*What needs to be done:* What is the number of lines in the data below that contain "Bonus"? Answer with that number and no other words.

--- Records ---

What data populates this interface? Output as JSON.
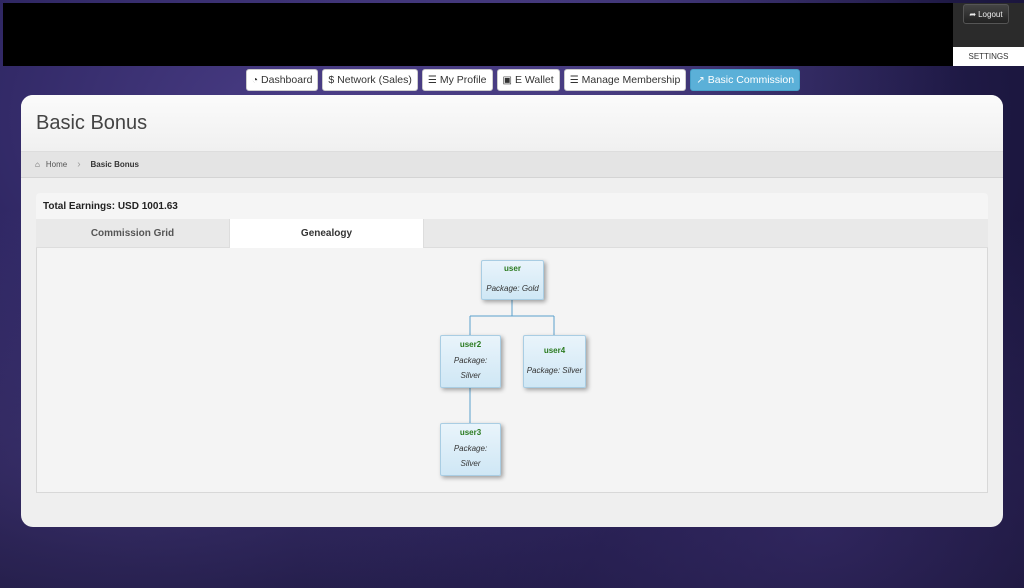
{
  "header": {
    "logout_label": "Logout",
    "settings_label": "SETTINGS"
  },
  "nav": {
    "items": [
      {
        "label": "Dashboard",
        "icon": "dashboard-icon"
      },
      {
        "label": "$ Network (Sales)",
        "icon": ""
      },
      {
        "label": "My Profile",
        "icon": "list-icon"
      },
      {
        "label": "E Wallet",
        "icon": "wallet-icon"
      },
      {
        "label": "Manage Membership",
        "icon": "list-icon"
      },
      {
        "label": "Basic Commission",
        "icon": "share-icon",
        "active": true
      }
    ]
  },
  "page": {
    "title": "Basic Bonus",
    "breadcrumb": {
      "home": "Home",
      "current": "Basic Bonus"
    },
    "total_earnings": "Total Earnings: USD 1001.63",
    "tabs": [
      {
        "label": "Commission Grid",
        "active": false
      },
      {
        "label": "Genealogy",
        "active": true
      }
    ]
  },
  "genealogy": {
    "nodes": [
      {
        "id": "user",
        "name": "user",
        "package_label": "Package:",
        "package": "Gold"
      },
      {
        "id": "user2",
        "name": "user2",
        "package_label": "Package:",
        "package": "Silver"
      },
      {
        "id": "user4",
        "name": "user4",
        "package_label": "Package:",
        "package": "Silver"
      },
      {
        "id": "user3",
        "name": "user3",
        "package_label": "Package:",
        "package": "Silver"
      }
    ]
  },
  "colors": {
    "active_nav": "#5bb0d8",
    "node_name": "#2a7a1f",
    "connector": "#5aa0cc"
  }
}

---

*Task solution:* 2